The building that houses EMP is a registered historical landmark, originally built in 1906 in art deco style.  The restaurant seats about 80 (close to max for a Michelin restaurant) but is cavernous inside due to high ceilings and enormous windows looking out on Madison Park.   Tables are generously proportioned; the hubby and I sat side-by-side on a banquette to watch all the action.   Bar seating is also available with a different menu featuring fewer courses.

The wine list is vast — we learned there are 21,000 bottles on the premises with seven full-time sommeliers.  There is a wine room currently under construction for future dining opportunities.  Our young friend Watson looked barely old enough to be serving alcohol, let alone be an accomplished somm.  A Patrick Corbineau Cab Franc was selected  (we enjoyed a different varietal of his the previous night at Daniel).  Watson employed a spectacular decanting method (at our request) usually reserved for much older bottles and port in particular where there is concern the cork might be bad.  The neck of the bottle is removed, sealed with wax (no jagged edges!) and then given to guests in an acrylic case. Here’s a video of this unique and amazing process:  https://www.youtube.com/watch?v=EpOz1PCTpa4

We had a few course choices (fish, meat, primary dessert), but otherwise dishes were presented one after another in remarkable vessels obviously designed just so.  They were rich thus justifiably on the small side which was just fine as the course count was high by the end.  Photos and descriptions (clockwise from upper left) are neither in the order eaten nor complete as one can only cover so much …

Lobster; Fennel Salad; Black Truffle Souffle with Leek and Potato; Scallop
Veal with Bitter Greens and Pear; Striped Bass with Shitake Mushrooms; Roasted Pumpkin; Glazed Duck with Napa Cabbage/Pear

Of the numerous aspects that made this experience stand out, I’ll cite two.  Midway through the dinner, a lovely woman from “Guest Relations” approached our table and asked if we were ready to tour the kitchen.  We were escorted through an entrance leading to a vast space (guessing about 2,000 sf) of gleaming surfaces, smiling staff bustling about as we tried not to interfere.   A fun and brief quiz was given as to the main ingredient of three apple drinks made before us (allspice, coriander and one other).  We then chatted with Chef de Cuisine Brian Lockwood who seemed unphased engaging us while overseeing his massive staff.  After the visit we were escorted out a different door and back to our table.  It was extraordinary.

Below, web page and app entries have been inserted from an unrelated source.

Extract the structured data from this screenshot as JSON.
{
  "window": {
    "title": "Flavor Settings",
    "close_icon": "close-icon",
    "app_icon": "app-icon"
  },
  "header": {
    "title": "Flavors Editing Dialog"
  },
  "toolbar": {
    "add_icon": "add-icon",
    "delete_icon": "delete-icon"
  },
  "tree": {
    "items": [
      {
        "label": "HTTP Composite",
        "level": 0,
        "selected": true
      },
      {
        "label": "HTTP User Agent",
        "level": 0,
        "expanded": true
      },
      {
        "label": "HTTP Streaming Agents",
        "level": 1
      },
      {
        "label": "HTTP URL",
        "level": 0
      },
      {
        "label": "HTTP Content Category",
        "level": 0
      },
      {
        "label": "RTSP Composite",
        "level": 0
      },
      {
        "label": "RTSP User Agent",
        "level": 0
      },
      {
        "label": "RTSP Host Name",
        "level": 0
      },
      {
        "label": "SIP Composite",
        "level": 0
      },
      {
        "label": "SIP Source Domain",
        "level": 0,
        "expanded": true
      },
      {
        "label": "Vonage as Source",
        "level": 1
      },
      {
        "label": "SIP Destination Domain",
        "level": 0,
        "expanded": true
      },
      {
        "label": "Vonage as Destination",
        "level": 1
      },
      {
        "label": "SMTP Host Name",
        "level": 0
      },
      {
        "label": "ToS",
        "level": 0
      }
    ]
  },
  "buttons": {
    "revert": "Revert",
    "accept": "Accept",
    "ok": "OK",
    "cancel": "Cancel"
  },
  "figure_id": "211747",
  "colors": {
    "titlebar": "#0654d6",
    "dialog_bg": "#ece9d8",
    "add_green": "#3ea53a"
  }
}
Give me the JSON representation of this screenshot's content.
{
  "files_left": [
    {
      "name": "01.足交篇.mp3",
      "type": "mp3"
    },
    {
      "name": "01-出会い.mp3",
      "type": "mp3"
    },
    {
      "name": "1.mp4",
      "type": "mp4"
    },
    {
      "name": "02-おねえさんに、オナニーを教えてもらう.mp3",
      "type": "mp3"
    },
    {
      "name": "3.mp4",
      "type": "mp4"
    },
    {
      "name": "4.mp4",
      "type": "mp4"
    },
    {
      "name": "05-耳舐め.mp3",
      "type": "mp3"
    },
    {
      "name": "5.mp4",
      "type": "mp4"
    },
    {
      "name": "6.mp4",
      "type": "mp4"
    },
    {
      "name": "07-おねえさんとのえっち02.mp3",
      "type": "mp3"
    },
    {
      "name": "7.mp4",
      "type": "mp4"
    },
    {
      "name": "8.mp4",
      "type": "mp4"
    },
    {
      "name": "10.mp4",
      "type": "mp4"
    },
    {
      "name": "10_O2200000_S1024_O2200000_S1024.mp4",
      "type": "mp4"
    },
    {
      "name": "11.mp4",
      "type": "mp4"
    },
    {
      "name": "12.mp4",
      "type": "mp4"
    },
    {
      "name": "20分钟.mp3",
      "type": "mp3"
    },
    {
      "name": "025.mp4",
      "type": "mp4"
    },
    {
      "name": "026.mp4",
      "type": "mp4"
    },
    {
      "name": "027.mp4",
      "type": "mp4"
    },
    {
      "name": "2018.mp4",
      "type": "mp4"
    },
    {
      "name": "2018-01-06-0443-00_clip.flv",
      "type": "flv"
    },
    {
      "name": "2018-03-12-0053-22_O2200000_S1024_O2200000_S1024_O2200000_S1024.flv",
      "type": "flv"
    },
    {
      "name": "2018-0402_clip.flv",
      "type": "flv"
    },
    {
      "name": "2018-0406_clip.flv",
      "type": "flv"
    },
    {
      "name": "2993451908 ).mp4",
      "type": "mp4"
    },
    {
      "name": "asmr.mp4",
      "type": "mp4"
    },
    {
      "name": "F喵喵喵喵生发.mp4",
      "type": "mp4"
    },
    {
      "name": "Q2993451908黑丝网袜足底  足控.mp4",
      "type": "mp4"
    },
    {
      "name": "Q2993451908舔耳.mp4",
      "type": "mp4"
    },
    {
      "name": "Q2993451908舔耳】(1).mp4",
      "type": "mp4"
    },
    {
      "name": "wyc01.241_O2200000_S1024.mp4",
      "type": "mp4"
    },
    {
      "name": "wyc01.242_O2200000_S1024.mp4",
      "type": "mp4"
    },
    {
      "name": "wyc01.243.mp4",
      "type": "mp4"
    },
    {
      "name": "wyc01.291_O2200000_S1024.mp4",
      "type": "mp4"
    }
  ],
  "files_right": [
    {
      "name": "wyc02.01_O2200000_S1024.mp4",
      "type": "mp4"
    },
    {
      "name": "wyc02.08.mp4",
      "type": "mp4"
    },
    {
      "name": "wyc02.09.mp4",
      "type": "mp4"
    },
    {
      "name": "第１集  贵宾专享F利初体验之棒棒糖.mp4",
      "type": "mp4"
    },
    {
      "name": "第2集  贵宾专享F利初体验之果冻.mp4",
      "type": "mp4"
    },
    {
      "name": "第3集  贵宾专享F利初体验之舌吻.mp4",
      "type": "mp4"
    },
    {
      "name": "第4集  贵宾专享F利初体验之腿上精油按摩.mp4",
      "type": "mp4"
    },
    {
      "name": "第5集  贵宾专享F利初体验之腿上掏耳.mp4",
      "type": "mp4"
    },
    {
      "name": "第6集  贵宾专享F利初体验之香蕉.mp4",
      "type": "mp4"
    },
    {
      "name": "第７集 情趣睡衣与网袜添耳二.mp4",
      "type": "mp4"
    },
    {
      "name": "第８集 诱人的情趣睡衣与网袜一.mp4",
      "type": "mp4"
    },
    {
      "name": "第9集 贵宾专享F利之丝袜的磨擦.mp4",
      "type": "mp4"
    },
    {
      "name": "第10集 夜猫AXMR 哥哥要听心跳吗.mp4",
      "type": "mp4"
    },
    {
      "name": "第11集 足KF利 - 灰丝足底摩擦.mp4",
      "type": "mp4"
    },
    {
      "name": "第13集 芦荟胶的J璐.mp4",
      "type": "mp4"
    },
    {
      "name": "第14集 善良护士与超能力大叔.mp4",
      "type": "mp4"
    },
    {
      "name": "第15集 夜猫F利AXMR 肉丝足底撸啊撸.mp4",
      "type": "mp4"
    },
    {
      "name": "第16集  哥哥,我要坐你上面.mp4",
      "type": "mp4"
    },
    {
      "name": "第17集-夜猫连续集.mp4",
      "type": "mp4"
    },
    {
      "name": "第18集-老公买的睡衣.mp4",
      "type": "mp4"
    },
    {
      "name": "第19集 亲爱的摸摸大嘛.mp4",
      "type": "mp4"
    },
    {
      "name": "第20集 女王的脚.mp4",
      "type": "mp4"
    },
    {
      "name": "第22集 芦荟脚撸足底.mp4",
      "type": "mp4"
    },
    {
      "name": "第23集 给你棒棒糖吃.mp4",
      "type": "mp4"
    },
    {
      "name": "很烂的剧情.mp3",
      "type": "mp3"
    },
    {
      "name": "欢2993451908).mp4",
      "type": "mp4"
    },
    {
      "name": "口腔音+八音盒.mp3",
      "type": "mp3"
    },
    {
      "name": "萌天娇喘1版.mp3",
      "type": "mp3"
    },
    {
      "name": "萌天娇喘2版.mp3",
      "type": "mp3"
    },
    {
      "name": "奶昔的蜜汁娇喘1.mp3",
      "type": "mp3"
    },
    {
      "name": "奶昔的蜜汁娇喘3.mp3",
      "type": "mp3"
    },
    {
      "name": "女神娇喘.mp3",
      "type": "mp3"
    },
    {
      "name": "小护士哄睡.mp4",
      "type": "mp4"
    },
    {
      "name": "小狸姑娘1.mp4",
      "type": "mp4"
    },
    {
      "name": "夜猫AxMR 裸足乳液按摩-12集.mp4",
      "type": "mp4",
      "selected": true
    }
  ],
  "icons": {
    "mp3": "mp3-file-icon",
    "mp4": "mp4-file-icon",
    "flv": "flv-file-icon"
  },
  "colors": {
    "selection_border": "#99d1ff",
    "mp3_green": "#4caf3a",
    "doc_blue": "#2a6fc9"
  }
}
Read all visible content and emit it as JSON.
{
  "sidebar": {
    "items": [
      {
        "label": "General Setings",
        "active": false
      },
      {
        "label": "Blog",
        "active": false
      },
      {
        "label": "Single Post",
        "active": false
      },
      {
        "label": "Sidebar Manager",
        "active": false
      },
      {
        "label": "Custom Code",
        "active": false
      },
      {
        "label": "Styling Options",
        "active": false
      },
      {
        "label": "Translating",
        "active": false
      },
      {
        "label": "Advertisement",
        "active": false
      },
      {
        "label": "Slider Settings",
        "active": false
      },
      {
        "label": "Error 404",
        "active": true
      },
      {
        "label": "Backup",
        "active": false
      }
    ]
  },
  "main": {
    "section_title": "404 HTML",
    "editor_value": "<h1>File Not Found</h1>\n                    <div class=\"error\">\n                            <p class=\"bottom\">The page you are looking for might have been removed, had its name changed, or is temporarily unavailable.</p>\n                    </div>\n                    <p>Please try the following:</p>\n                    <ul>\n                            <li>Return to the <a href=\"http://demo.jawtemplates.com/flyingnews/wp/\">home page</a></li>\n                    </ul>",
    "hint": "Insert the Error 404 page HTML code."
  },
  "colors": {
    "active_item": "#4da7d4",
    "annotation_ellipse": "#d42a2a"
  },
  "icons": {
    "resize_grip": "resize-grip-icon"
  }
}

At the apple tasting station and Chef Lockwood keeping a watch over his shoulder. The pastry station can also be seen.

The second standout was this:  We left after 3.5 hours in order to have a nightcap with a dear friend in town, taking with us some parting gifts but not the menu.  I was contacted by EMP that night to inquire where we were staying (and for how long) so they could messenger the menu to our hotel before we departed.  A package was delivered the next morning and, as if that weren’t enough, along with the menus was the aforementioned small case containing the wine bottle top.  Inside the case, EMP returned the gratuity we left when we paid for our wine.  In other words, when they say your gratuity is included in your prepayment, they mean it.  Nothing additional is accepted.  Holy crap.  I even confirmed this with my buddy Laura to make sure this is standard procedure and not special treatment for us before writing this.

How to summarize?  One doesn’t start out dining like this.  If one is considering this experience, I suggest starting out a bit more modestly in the world of fine dining and working up to it.  It’s not for everyone for sure. For all of you who “eat to live,” this experience would surely be a waste.  But for others who can and want to appreciate the extraordinary detail that goes into an exceptional and memorable restaurant experience, I say go.  It’s that simple.  I will certainly forever remember my 65th birthday dinner.

Pumpkin Cake; Apple Brandy and insane Chocolate Pretzel, Apple Donut (my fave!); Chocolate with Chai and Gingerbread
The menu – custom printed with each course, fanfolded into a small tin – and some take-home granola.